The set also included some stellar deeper cuts. “A Wolf at the Door (It Girl. Rag Doll.)” and “The Bends” were among them, the former a menacing parade of lyrical attacks from Yorke (“Dance you fucker / Dance you fucker / Don’t you dare”) and the latter just plain rocked. Diehard fans of Radiohead’s more straightforward material will be happy to know they even played “How to Disappear Completely” in all of its meditative beauty.
The band played loose in a good way. A couple of songs had accidental miscues at their beginning, but the group seemed to be enjoying the evening too much to be worried. Thom Yorke joked with the crowd, even responding to one fan’s catcall of “I love you” with “I love you too!” Losing none of their professional acumen though, seeing them in this setting proved that they have a chemistry unlike the modern generation has known, perhaps even on the level of natural, technical precision the likes of which is often spoke of in regards to Pink Floyd? “Bodysnatchers” was like a tidal wave of sound; gruff riffs evolved over three minutes into a raucous onslaught of noisy guitar stabs, guitarist Ed O’Brien thrashed around while sonic architect Jonny Greenwood here almost looked like he was attacking his guitar.
Near the end of the first set proper, Yorke gave the crowd the choice between “Airbag” and “Just.” The crowd opted for “Airbag” from OK Computer and its light atmospherics. But the real treat of the night came next: “Exit Music (For a Film).” The sound of a collective “Shhhh!” rang out from the fans as Yorke lightly strummed the songs opening chords. To anyone who knows it (and for anyone who might be curious), the song’s crescendo is one of the finest treats a music fan can witness. The swelling drones and high-toned tremolo picking lift the closing wail of “We are one / in everlasting piece / We hope / that you choke” to unimagined heights.
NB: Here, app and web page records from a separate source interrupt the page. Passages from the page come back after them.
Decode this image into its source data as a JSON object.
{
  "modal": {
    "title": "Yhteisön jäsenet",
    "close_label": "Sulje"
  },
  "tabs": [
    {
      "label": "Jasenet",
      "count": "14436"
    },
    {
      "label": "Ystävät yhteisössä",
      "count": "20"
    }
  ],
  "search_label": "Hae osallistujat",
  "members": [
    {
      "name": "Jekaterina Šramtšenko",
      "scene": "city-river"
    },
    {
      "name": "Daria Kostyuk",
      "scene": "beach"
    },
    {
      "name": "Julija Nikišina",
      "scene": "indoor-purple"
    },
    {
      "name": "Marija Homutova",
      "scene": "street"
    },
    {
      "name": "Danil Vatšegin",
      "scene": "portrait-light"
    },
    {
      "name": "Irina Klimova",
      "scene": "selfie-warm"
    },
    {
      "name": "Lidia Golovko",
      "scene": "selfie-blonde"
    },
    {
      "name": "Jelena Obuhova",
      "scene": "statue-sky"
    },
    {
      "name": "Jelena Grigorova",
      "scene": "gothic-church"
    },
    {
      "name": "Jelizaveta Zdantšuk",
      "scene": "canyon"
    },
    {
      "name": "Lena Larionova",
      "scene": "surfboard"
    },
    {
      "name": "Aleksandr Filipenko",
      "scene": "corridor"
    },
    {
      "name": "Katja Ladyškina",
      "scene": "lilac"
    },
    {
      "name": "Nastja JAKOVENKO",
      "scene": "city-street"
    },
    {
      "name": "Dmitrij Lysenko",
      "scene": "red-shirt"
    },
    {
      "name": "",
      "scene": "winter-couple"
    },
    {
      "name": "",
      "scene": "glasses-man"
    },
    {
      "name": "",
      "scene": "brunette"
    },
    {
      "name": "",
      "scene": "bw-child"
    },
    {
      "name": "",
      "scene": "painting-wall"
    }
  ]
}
In the first encore, Yorke began with a solo version of “Everything in its Right Place,” using only piano and none of the song’s standard regenerating samples. Upping the ante on their blend of epic grandeur and beautiful contemplation, the crowd was then treated to Amnesiac‘s “You and Whose Army?” and “Pyramid Song” as well as In Rainbows‘ “All I Need.” The gap before the second encore found the crowd stomping thunderously for more. This time they began with Thom Yorke and Jonny Greenwood alone on what Yorke referred to as a “new” song, “Lotus Flower.” Almost entirely Yorke finger-picking on clean electric guitar, the song was graceful in its simplicity. There were no swells, no tempo changes; just a sweet country swagger that ensured it was a huge hit in the making. Before finishing out with the one-two punch of “Paranoid Android” (still stunning in scope and form over a decade after its release) and (appropriately) “Street Spirit (Fade Out),” Yorke announced the money raised from the tickets auctioned. No joke: $572,754.00.
Normally, the thing to do would be to give Radiohead credit for thinking outside the box. Normally, that would be the thing to do. But Radiohead always thinks outside the box. They think outside the box so much its like second nature to them. And in this case, by merely doing what they do best–flooring a capacity a crowd with immaculate musical competence and whimsical beauty–they managed to raise over half a million dollars for a whole country in need. It may not solve the problem, but it’s inspiring to see Radiohead use what’s available to them to try to affect real change.
If you’d like to help, please donate to Oxfam and help bring more clean water to Haiti.
All photos by Raymond Flotat
Update: Video of the entire set is now available for viewing right here: